My 11 year old doesn't understand why we even have it. My 8 year old is just annoyed by it. My 6 year old L.O.V.E.S to sing it at the top of her lungs. My 2 year-old stops crying and claps when I turn it on.
What is it?
Each of the kids, depending on their age, has a different, and very strong opinion. And it is a reaction shared by other their same age.
What is it about "the wheels on the bus" and "if you are happy and you know it", that elicits such a strong reaction? As parents I think we understand why it is annoying to the older children because we share that annoyance. We may also share their amazement at why it works to calm toddlers and their slightly older siblings. There is a reason why these song have survived for generations.
First of all, to be a good children's song, it needs to have one of the following features and the best have more than one:
Rhyming - Twinkle Twinkle Little Star
Years ago when we didn't spend all our time driving in cars, we used to snuggle up an read the kids rhymes. Rhymes are so good for their language development! Rhymes give kids the ability to anticipate the next word. It is as though they are clued into what is going to happen next. It also gives them the beginnings of pre-literacy skills as they begin to identify like sounds and words that have similar endings. Sometimes the kids can sing just the last part of each stanza - they are thinking the whole time about what comes next. When it rhymes they have the clue they need to recall the next words.
Repetition - The Wheels on the Bus
For children, who all have a problem storing memories, things with repetition are amazingly entertaining. Short versus that change just one word or aspect are delightful. The children can remember the tune and the order for the words, and then just change certain words for each verse.
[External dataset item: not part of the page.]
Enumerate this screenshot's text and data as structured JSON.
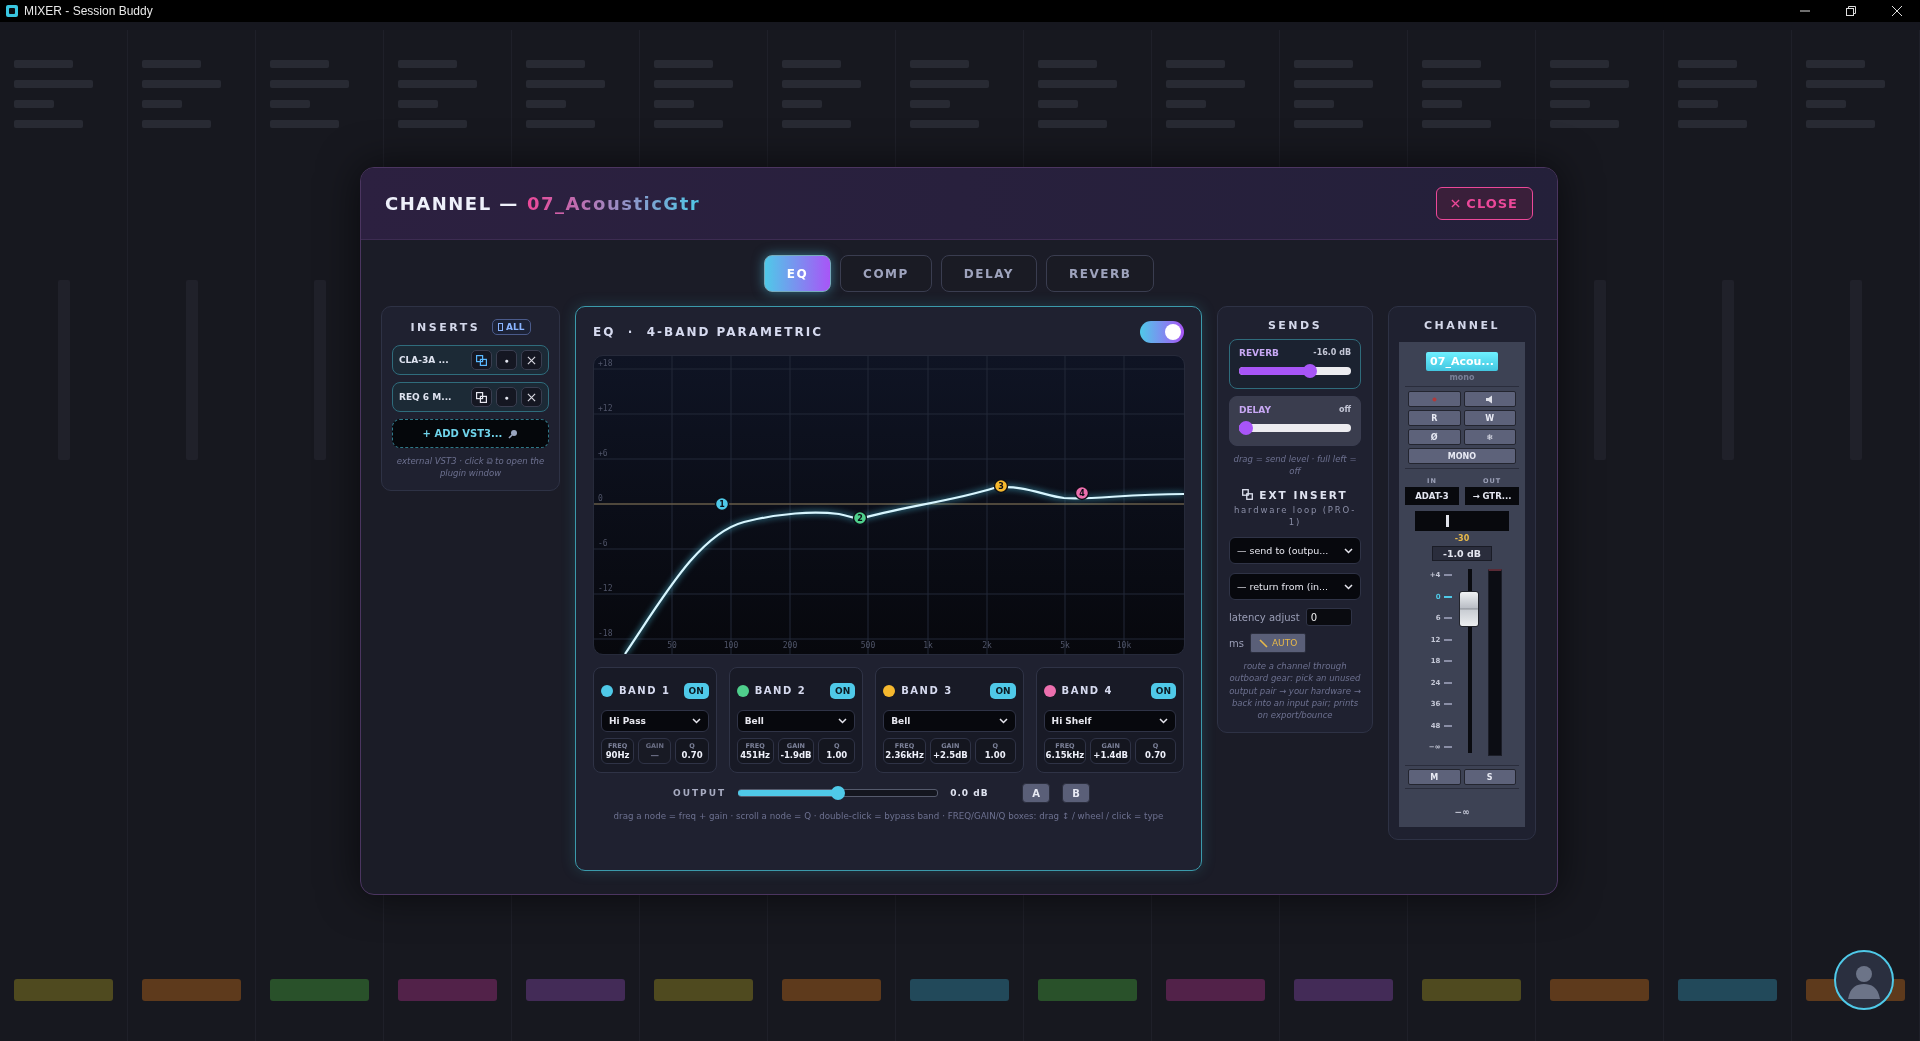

For example, The people go up and down (again and again and again), the driver goes sh sh sh, the wheels go round and round.
Hand motions - If You are Happy and You Know It
Children at this age are constantly moving and they should be. They are growing so quickly and any additional motion is good! Hand motions are great because they require the kids to do something challenging at this age. They have to think about the words, music, and motions all at the same time. They have to multitask and integrate different tasks. And just think, these kids who are often struggling just to put on foot in front of another or jump with two feet!
Simple story - The Itsy Bitsy Spider
For a toddler, attention span is not one of their best features. That makes it easy to redirect them when they are in headed towards trouble (thankfully), and it makes it hard for them to follow more complicated story lines. Next time you are listening to grown up music, listen to the lyrics. Half the time the lyrics make no sense to us as adults. We have a wonderful vocabulary, but generally we don't have a clue what the lyrics mean. Simple lyrics, where there is just one verse, or where the verses are very similar helps the children to follow a story and it makes sense to them.
A child singing it. It can be any song but the Wee Sing people and Kids Bop are making a killing.
I have NO CLUE why it makes a difference to have things sung by a child, but it seems to make a difference. I know that is a cop out, but I don't have the answers to everything.
Having kid music for the little ones really does help them. It engages their brains in wonderful ways and helps with their language development as well as their memory. Setting things like math (or even the days of the week) to music can help kids process that information better. Think of the number of kids who learned their basic body parts through the "Head, Shoulder, Knees & Toes" song. Some people are visual learners, other auditory, other tactile. Some people process things much better if it is sung.
Okay you say, but the rest of us in the family can go a little crazy listening to it all day!
First, I remind my older children that their sister has been in the car for X no. of minutes just so they can go to school, piano, soccer, gymnastic, play-dates whatever. If she doesn't get to sit at home and play right now, then they need to deal with the tunes. They need to 'offer up their suffering' out of love for their sister.
Secondly, I play as much of it when they are OUT of the car as I can. For instance in the morning, they choose on the way to school, little Anna "chooses" on the way home.
Third, I remind them that her music is better than hearing her scream.
Fourth, I try to cycle through the toddler CD's every few weeks so that I don't go crazy.
Lastly, when I can't take it any more, we each take turns choosing a song, or we just have some quiet time in the car because really, they don't need to hear the music ALL day. Sometimes their little brains need break too!
Thanks for stopping by and thinking with me!